Section 70, sub. a of the Bankruptcy Act provides in part:
"The trustee of the estate of a bankrupt * * * shall in turn be vested by operation of law with the title of the bankrupt as of the date of the filing of the petition initiating a proceeding under this title * * * to all of the following kinds of property wherever located * * * (8) property held by an assignee for benefit of creditors appointed under an assignment which constituted an act of bankruptcy, which property shall, for the purposes of this title, be deemed to be held by the assignee as the agent of the bankrupt and shall be subject to the summary jurisdiction of the court."
The fact that the property was purchased by appellants at a public auction is irrelevant. Such a sale is not vested with the attributes of a judicial sale. Appellants' citation of In re Stanley Engineering Corporation, supra, is inapposite. There the property was sold at a judicial sale. On the score of appellants' agreement of sale with the auctioneer, as agent for the assignee, it may be noted in passing that it expressly provided, as earlier stated, that settlement was to be made "on or before 30 days from the date hereof or from date of confirmation if such be necessary."
Appellants' contention that the Receiver's petition to the District Court for leave to consummate the sale at public auction constituted a binding acceptance of the sale, foreclosing the District Court's subsequent rejection of the sale, is without merit.
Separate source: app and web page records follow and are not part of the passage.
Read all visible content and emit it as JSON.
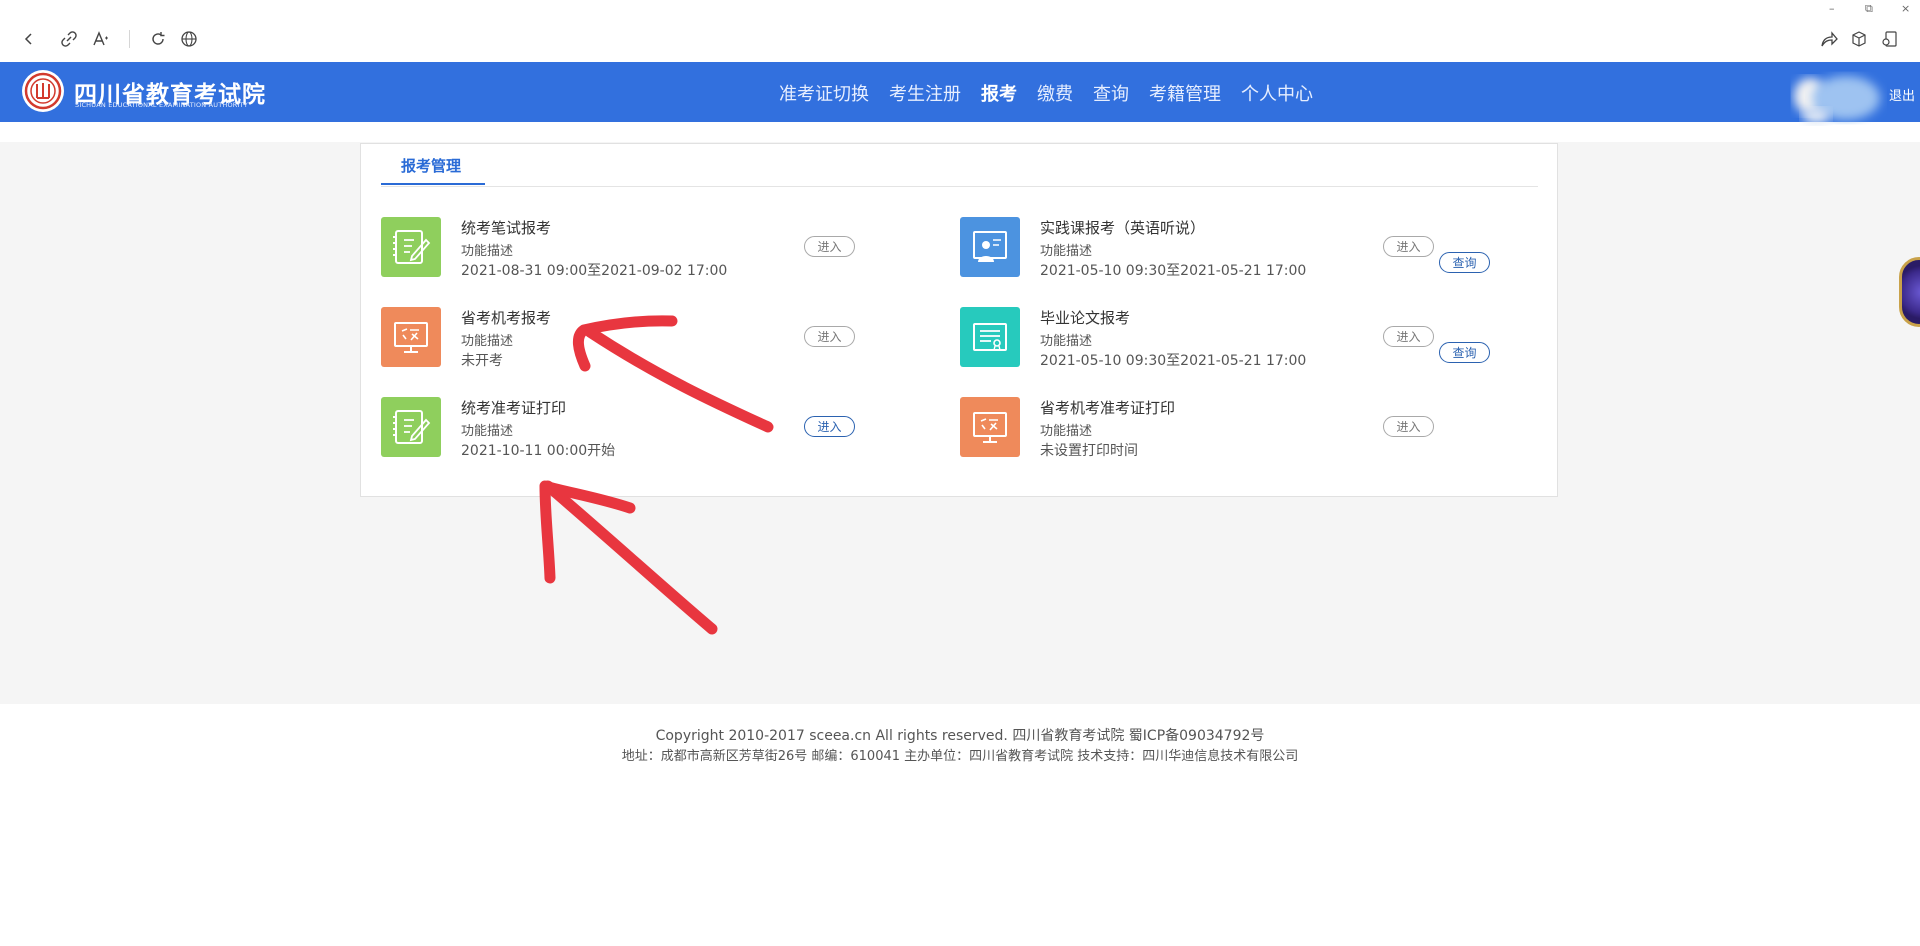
{
  "window_controls": {
    "minimize": "–",
    "restore": "⧉",
    "close": "×"
  },
  "site": {
    "logo_title": "四川省教育考试院",
    "logo_subtitle": "SICHUAN EDUCATIONAL EXAMINATION AUTHORITY",
    "nav": [
      "准考证切换",
      "考生注册",
      "报考",
      "缴费",
      "查询",
      "考籍管理",
      "个人中心"
    ],
    "active_nav": "报考",
    "logout": "退出"
  },
  "panel": {
    "tab": "报考管理",
    "services": [
      {
        "title": "统考笔试报考",
        "desc": "功能描述",
        "time": "2021-08-31 09:00至2021-09-02 17:00",
        "enter": "进入",
        "icon": "edit-notebook-icon",
        "color": "#8fcf5d"
      },
      {
        "title": "省考机考报考",
        "desc": "功能描述",
        "time": "未开考",
        "enter": "进入",
        "icon": "computer-exam-icon",
        "color": "#ef8a5b"
      },
      {
        "title": "统考准考证打印",
        "desc": "功能描述",
        "time": "2021-10-11 00:00开始",
        "enter": "进入",
        "icon": "edit-notebook-icon",
        "color": "#8fcf5d"
      },
      {
        "title": "实践课报考（英语听说）",
        "desc": "功能描述",
        "time": "2021-05-10 09:30至2021-05-21 17:00",
        "enter": "进入",
        "query": "查询",
        "icon": "teacher-board-icon",
        "color": "#4c93e0"
      },
      {
        "title": "毕业论文报考",
        "desc": "功能描述",
        "time": "2021-05-10 09:30至2021-05-21 17:00",
        "enter": "进入",
        "query": "查询",
        "icon": "certificate-icon",
        "color": "#27cabd"
      },
      {
        "title": "省考机考准考证打印",
        "desc": "功能描述",
        "time": "未设置打印时间",
        "enter": "进入",
        "icon": "computer-exam-icon",
        "color": "#ef8a5b"
      }
    ]
  },
  "footer": {
    "line1": "Copyright 2010-2017 sceea.cn All rights reserved. 四川省教育考试院 蜀ICP备09034792号",
    "line2": "地址：成都市高新区芳草街26号 邮编：610041 主办单位：四川省教育考试院 技术支持：四川华迪信息技术有限公司"
  },
  "colors": {
    "header": "#3270de",
    "accent": "#2a6bd6",
    "annotation_arrow": "#e8363f"
  }
}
The Receiver's petition was for "leave to consummate" the sale and did not per se constitute an assumption of appellants' contract. All that it amounted to, as the petition itself disclosed, was an application to the District Court for "an order to be entered by your Honorable Court authorizing and directing the consummation of the public sale. * * *" The bankruptcy court's approval of the petition was essential in order to constitute a valid assumption of appellants' contract. In re Forgee Metal Products, 3 Cir., 1956, 229 F.2d 799. Judge McLaughlin, speaking for this Court, there stated (at page 802):
"The in effect assumption of the contract was not only with the affirmative approval and cooperation of the trustee but by order of the bankruptcy court which had the final determining authority of whether the contract should be so assumed * * *." (Emphasis supplied.)
In conclusion, we are of the opinion that the District Court did not err in rejecting appellants' contract of sale with the public auctioneer and in proceeding to entertain new bidding for the property.
For the reasons stated the Order of the District Court, as amended, will be affirmed.
11 U.S.C.A. § 110, sub. b